I generally agree with that. If you're just flat-out better than your opponents, lots of stuff works.
But I'm not sure we'll see those kinds of all-run teams anymore, at least not at the very top levels of college football. There's a greater talent spread in college than in the pros, but a school that aspires to national championships can figure on running into at least a few teams that aren't physically overmatched. It's hard to win those games with a completely one-dimensional offense nowadays, especially when the one dimension is the one that handicaps the ability to come from behind. And you mentioned the recruiting difficulties.
Some teams (think Georgia Tech or Navy) can still make some hay with the option game at times, because it's tough to prepare for in one week and it's forgiving in terms of not having A+ personnel.
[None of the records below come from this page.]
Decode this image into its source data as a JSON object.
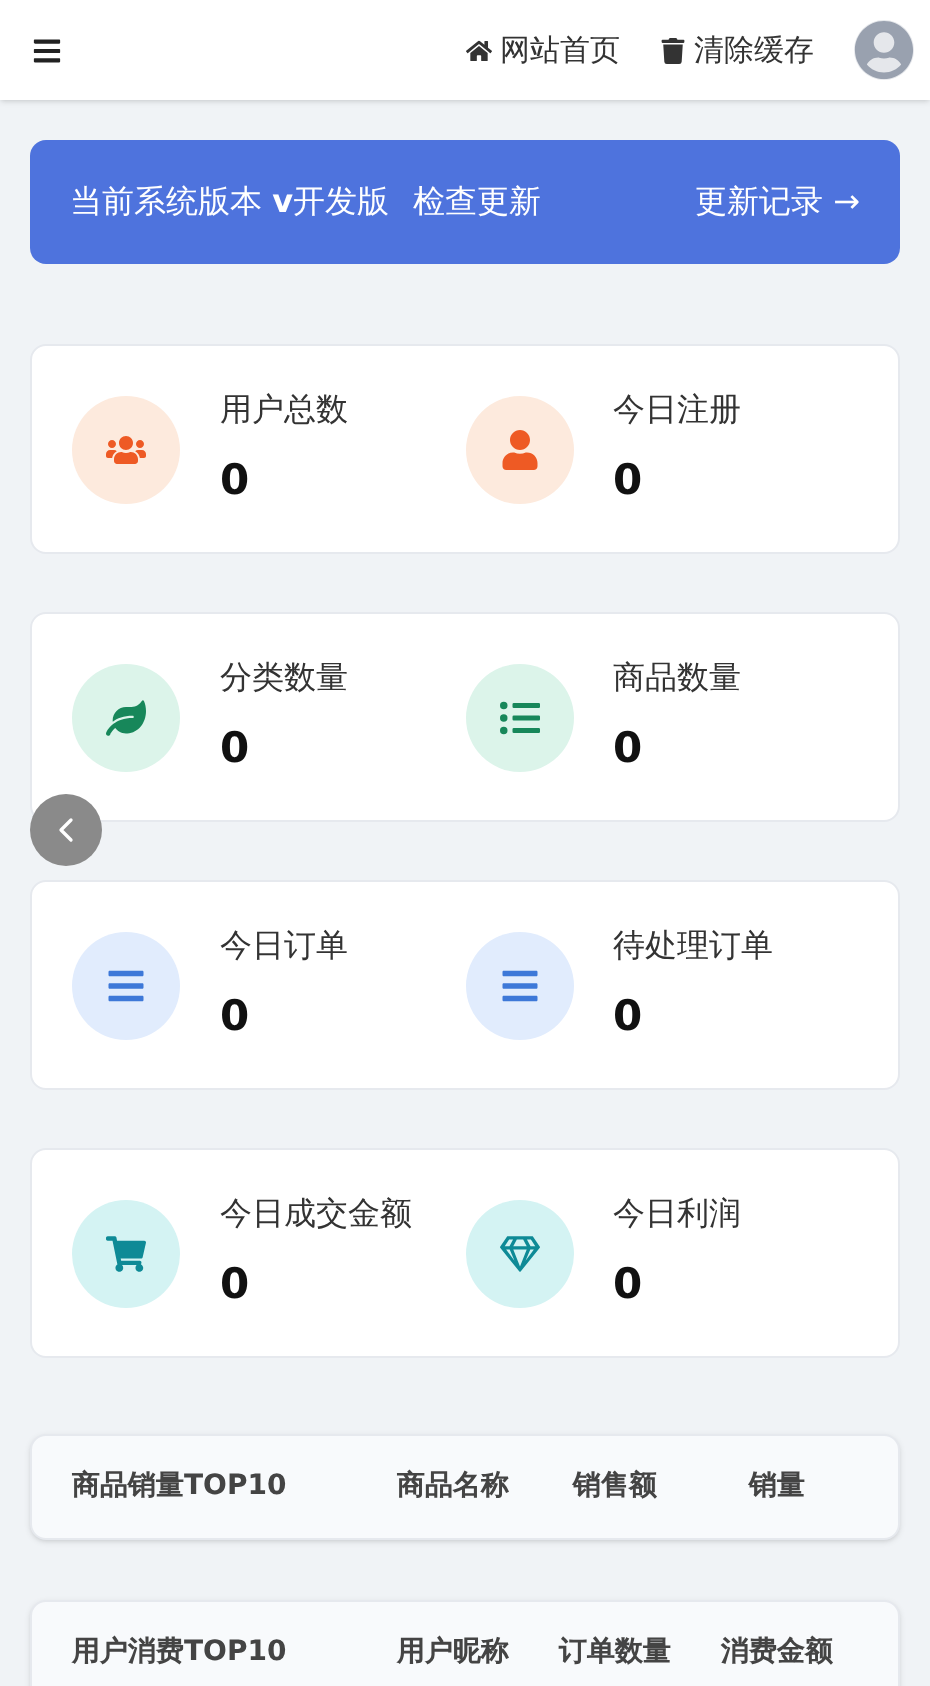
{
  "header": {
    "links": [
      {
        "kind": "home",
        "label": "网站首页"
      },
      {
        "kind": "trash",
        "label": "清除缓存"
      }
    ]
  },
  "banner": {
    "version": "当前系统版本 **v**开发版",
    "check": "检查更新",
    "changelog": "更新记录 →"
  },
  "stat_cards": [
    {
      "items": [
        {
          "kind": "users",
          "color": "#ee5a24",
          "label": "用户总数",
          "value": "0"
        },
        {
          "kind": "user",
          "color": "#ee5a24",
          "label": "今日注册",
          "value": "0"
        }
      ]
    },
    {
      "items": [
        {
          "kind": "leaf",
          "color": "#17875a",
          "label": "分类数量",
          "value": "0"
        },
        {
          "kind": "list",
          "color": "#17875a",
          "label": "商品数量",
          "value": "0"
        }
      ]
    },
    {
      "items": [
        {
          "kind": "bars",
          "color": "#3d78d8",
          "label": "今日订单",
          "value": "0"
        },
        {
          "kind": "bars",
          "color": "#3d78d8",
          "label": "待处理订单",
          "value": "0"
        }
      ]
    },
    {
      "items": [
        {
          "kind": "cart",
          "color": "#0e8a96",
          "label": "今日成交金额",
          "value": "0"
        },
        {
          "kind": "gem",
          "color": "#0e8a96",
          "label": "今日利润",
          "value": "0"
        }
      ]
    }
  ],
  "tables": [
    {
      "columns": [
        "商品销量TOP10",
        "商品名称",
        "销售额",
        "销量"
      ]
    },
    {
      "columns": [
        "用户消费TOP10",
        "用户昵称",
        "订单数量",
        "消费金额"
      ]
    }
  ]
}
Absolutely. The Wishbone - or any triple option offense - would work better at the high school level where kids don't have the options - no pun intended - they have in college. In college, if a kid doesn't like what the team is doing or his status, he can transfer. I suppose that can happen in high school but it's more rare than in college. In college you have to have the right personnel and kids with the right attitude. If tOSU had told Pryor that they wanted him at QB for their triple option offense, Pryor probably would have gone elsewhere. Not that he wouldn't have made a dynamite triple option QB but he's not going to make it to the NFL as a QB by running a triple option offense. The jury is out whether he'll make it to the NFL now but he's got a better shot at it than if he was a triple option QB.
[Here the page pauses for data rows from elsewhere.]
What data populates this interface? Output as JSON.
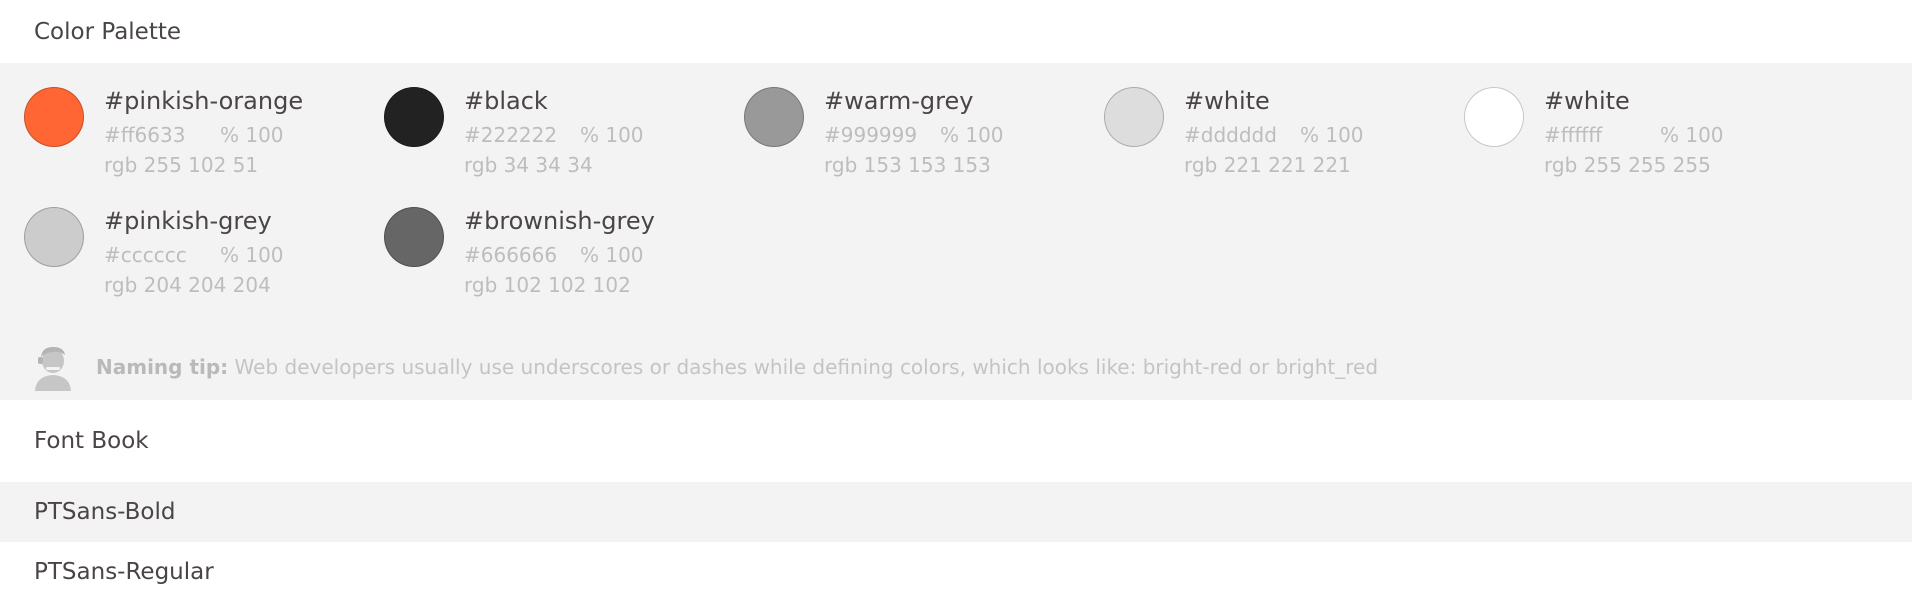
{
  "color_palette": {
    "title": "Color Palette",
    "swatches": [
      {
        "name": "#pinkish-orange",
        "hex": "#ff6633",
        "opacity": "% 100",
        "rgb": "rgb 255 102 51",
        "color": "#ff6633"
      },
      {
        "name": "#black",
        "hex": "#222222",
        "opacity": "% 100",
        "rgb": "rgb 34 34 34",
        "color": "#222222"
      },
      {
        "name": "#warm-grey",
        "hex": "#999999",
        "opacity": "% 100",
        "rgb": "rgb 153 153 153",
        "color": "#999999"
      },
      {
        "name": "#white",
        "hex": "#dddddd",
        "opacity": "% 100",
        "rgb": "rgb 221 221 221",
        "color": "#dddddd"
      },
      {
        "name": "#white",
        "hex": "#ffffff",
        "opacity": "% 100",
        "rgb": "rgb 255 255 255",
        "color": "#ffffff"
      },
      {
        "name": "#pinkish-grey",
        "hex": "#cccccc",
        "opacity": "% 100",
        "rgb": "rgb 204 204 204",
        "color": "#cccccc"
      },
      {
        "name": "#brownish-grey",
        "hex": "#666666",
        "opacity": "% 100",
        "rgb": "rgb 102 102 102",
        "color": "#666666"
      }
    ],
    "tip": {
      "icon": "person-avatar-icon",
      "label": "Naming tip:",
      "text": "Web developers usually use underscores or dashes while defining colors, which looks like: bright-red or bright_red"
    }
  },
  "font_book": {
    "title": "Font Book",
    "fonts": [
      {
        "name": "PTSans-Bold"
      },
      {
        "name": "PTSans-Regular"
      }
    ]
  }
}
The come from behind factor is a good point. But that comes back to the distribution of scholarships. Back when I grew up, Oklahoma and Nebraska used to beat the living crap out of teams like Iowa State and Kansas State and Kansas. They didn't have to worry about coming from behind unless they played each other or they went to a bowl game. They could hoard scholarships while those other teams had to get the scraps. Nowdays, even the great teams don't consistantly beat the crap out of the lesser teams. You don't see Florida beating Vandy 72-3 every year. TV may have to do something to do with the parity in recruiting as well. If you're in a BCS conference, you have a lot more games on TV (regional or national) than you did a generation ago. A kid doesn't have to go to Oklahoma to be on TV. You go to any Big 10 school and you're either on the Big 10 Network, ESPN or ABC every week. The Oklahomas and Nebraskas have to offer something different besides the triple option to get kids to play for them. Oklahoma and Texas have become almost QB factories in the past 10-15 years. Nebraska is still trying to get back to elite status but that doesn't seem to be working for them as well as it has for their neighbors to the south.
Excellent point about schools like Navy and GT using the Wishbone because of the lack of A+ personnel. I'd also add that the service academies usually have kids with more discipline and are willing to follow orders and that helps when teaching them an offense like the Wishbone. They aren't usually going to transfer if the offense isn't to their liking.